Newark Councilman Ras Baraka didn’t want to just voice his words of support for Occupy Newark — he wanted to be there himself. Baraka camped out at the site of the protests last night, engaging in dialogue with demonstrators. He told them they should develop both long-term and short-term demands: “People aren’t going to sit out here with no demands. They want to know why they’re here.” Baraka is the son of award-winning poet Amiri Baraka, who also joined the protests.
You’ve got to feel a little bad for onetime GOP front runner Gov. Rick Perry — his frequent gaffes and embarrassing ignorance of basic facts have driven him to the bottom of primary polls. Perry has consistently demonstrated his complete lack of understanding of a document he claims to revere, the Constitution, with bogus claims that programs like Medicare, Social Security, and, well, everything else are somehow unconstitutional.
Today, Perry made another pretty stunning constitutional mistake in New Hampshire, telling a group of college students that the voting age is 21. The 26th Amendment made 18 the legal voting age across the country.
At Saint Anselm College in New Hampshire, Perry told the crowd, ?Those who are going to be over 21 on November 12th, I ask for your support” — eliciting a few chuckles from the crowd, according to the Washington Post.

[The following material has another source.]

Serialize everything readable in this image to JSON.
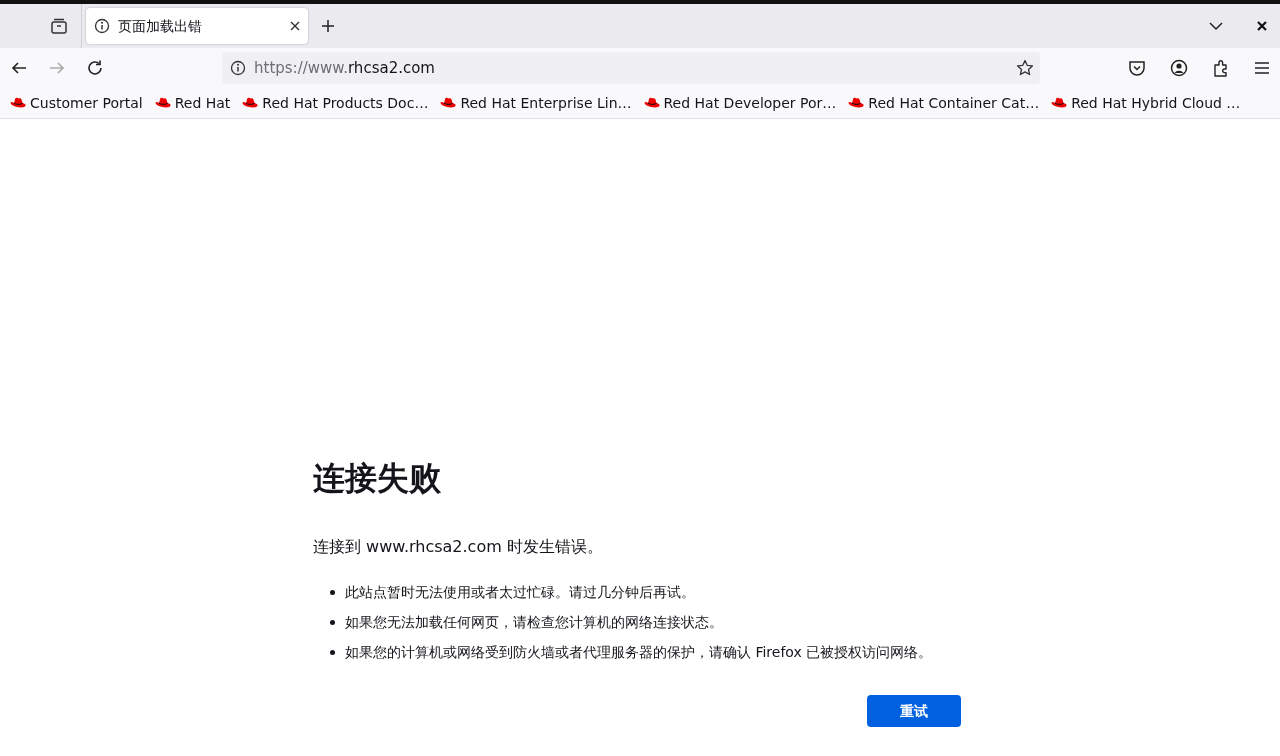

Perry also got the date of the election wrong — the general will be held Nov. 6, 2012, while the New Hampshire Republican primary, which brought Perry to the state, will take place on Jan. 10.